++++ PROVIDED DATA
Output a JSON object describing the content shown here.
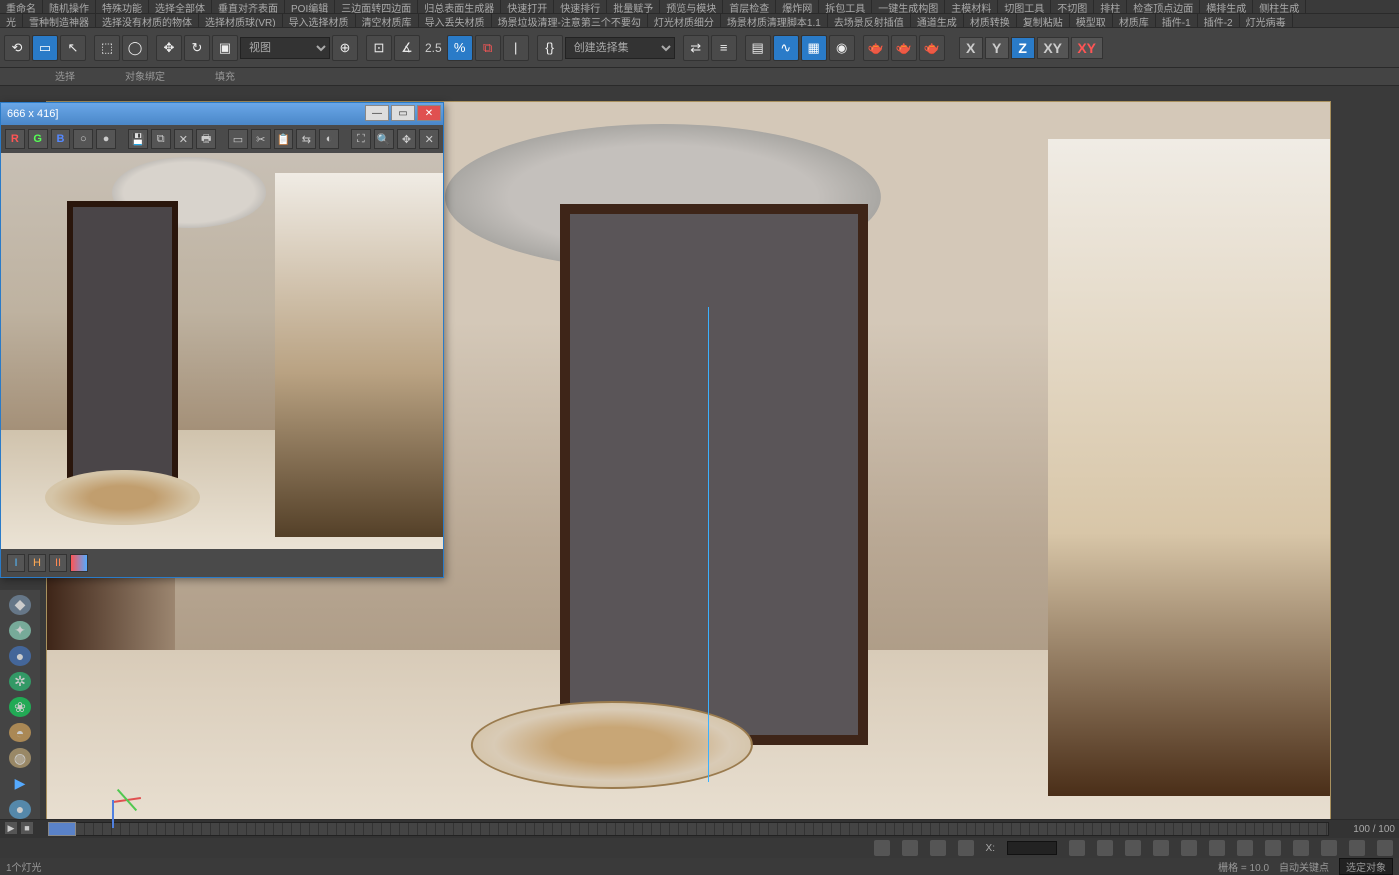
{
  "top_menu_row1": [
    "重命名",
    "随机操作",
    "特殊功能",
    "选择全部体",
    "垂直对齐表面",
    "POI编辑",
    "三边面转四边面",
    "归总表面生成器",
    "快速打开",
    "快速排行",
    "批量赋予",
    "预览与模块",
    "首层检查",
    "爆炸网",
    "拆包工具",
    "一键生成构图",
    "主模材料",
    "切图工具",
    "不切图",
    "排柱",
    "检查顶点边面",
    "横排生成",
    "侧柱生成"
  ],
  "top_menu_row2": [
    "光",
    "雪种制造神器",
    "选择没有材质的物体",
    "选择材质球(VR)",
    "导入选择材质",
    "清空材质库",
    "导入丢失材质",
    "场景垃圾清理-注意第三个不要勾",
    "灯光材质细分",
    "场景材质清理脚本1.1",
    "去场景反射插值",
    "通道生成",
    "材质转换",
    "复制粘贴",
    "模型取",
    "材质库",
    "插件-1",
    "插件-2",
    "灯光病毒"
  ],
  "toolbar": {
    "view_dropdown": "视图",
    "selset_dropdown": "创建选择集",
    "snap_value": "2.5"
  },
  "sub_labels": {
    "a": "选择",
    "b": "对象绑定",
    "c": "填充"
  },
  "axes": {
    "x": "X",
    "y": "Y",
    "z": "Z",
    "xy": "XY",
    "xy2": "XY"
  },
  "render": {
    "title": "666 x 416]",
    "channels": {
      "r": "R",
      "g": "G",
      "b": "B"
    },
    "bottom_letters": [
      "I",
      "H",
      "II"
    ]
  },
  "timeline": {
    "end_label": "100 / 100"
  },
  "status": {
    "objects": "1个灯光",
    "autokey": "自动关键点",
    "coord_x": "X:",
    "coord_label": "栅格 = 10.0",
    "lockfield": "选定对象"
  }
}
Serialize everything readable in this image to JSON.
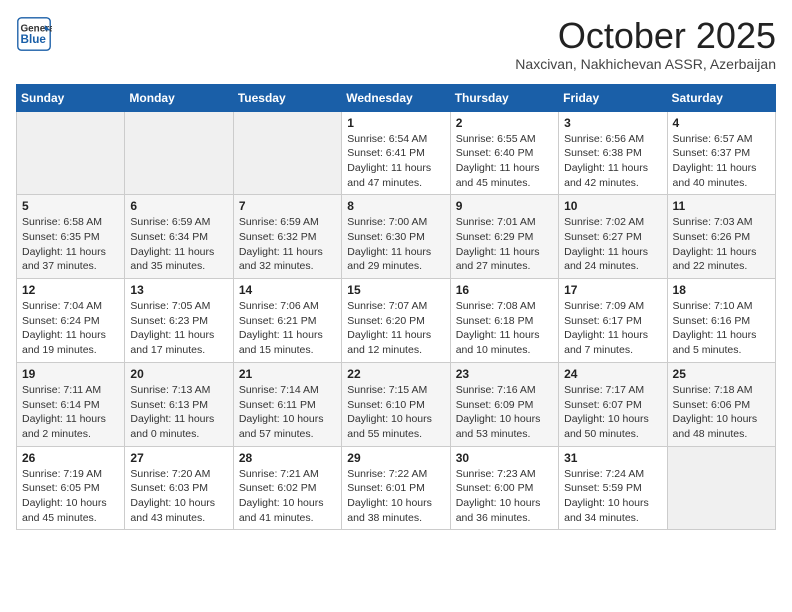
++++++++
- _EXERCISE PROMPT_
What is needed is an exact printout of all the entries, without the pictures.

- _YOUR RESPONSE_
Output a JSON object describing the content shown here.
{
  "top_menu_row1": [
    "重命名",
    "随机操作",
    "特殊功能",
    "选择全部体",
    "垂直对齐表面",
    "POI编辑",
    "三边面转四边面",
    "归总表面生成器",
    "快速打开",
    "快速排行",
    "批量赋予",
    "预览与模块",
    "首层检查",
    "爆炸网",
    "拆包工具",
    "一键生成构图",
    "主模材料",
    "切图工具",
    "不切图",
    "排柱",
    "检查顶点边面",
    "横排生成",
    "侧柱生成"
  ],
  "top_menu_row2": [
    "光",
    "雪种制造神器",
    "选择没有材质的物体",
    "选择材质球(VR)",
    "导入选择材质",
    "清空材质库",
    "导入丢失材质",
    "场景垃圾清理-注意第三个不要勾",
    "灯光材质细分",
    "场景材质清理脚本1.1",
    "去场景反射插值",
    "通道生成",
    "材质转换",
    "复制粘贴",
    "模型取",
    "材质库",
    "插件-1",
    "插件-2",
    "灯光病毒"
  ],
  "toolbar": {
    "view_dropdown": "视图",
    "selset_dropdown": "创建选择集",
    "snap_value": "2.5"
  },
  "sub_labels": {
    "a": "选择",
    "b": "对象绑定",
    "c": "填充"
  },
  "axes": {
    "x": "X",
    "y": "Y",
    "z": "Z",
    "xy": "XY",
    "xy2": "XY"
  },
  "render": {
    "title": "666 x 416]",
    "channels": {
      "r": "R",
      "g": "G",
      "b": "B"
    },
    "bottom_letters": [
      "I",
      "H",
      "II"
    ]
  },
  "timeline": {
    "end_label": "100 / 100"
  },
  "status": {
    "objects": "1个灯光",
    "autokey": "自动关键点",
    "coord_x": "X:",
    "coord_label": "栅格 = 10.0",
    "lockfield": "选定对象"
  }
}
Serialize everything readable in this image to JSON.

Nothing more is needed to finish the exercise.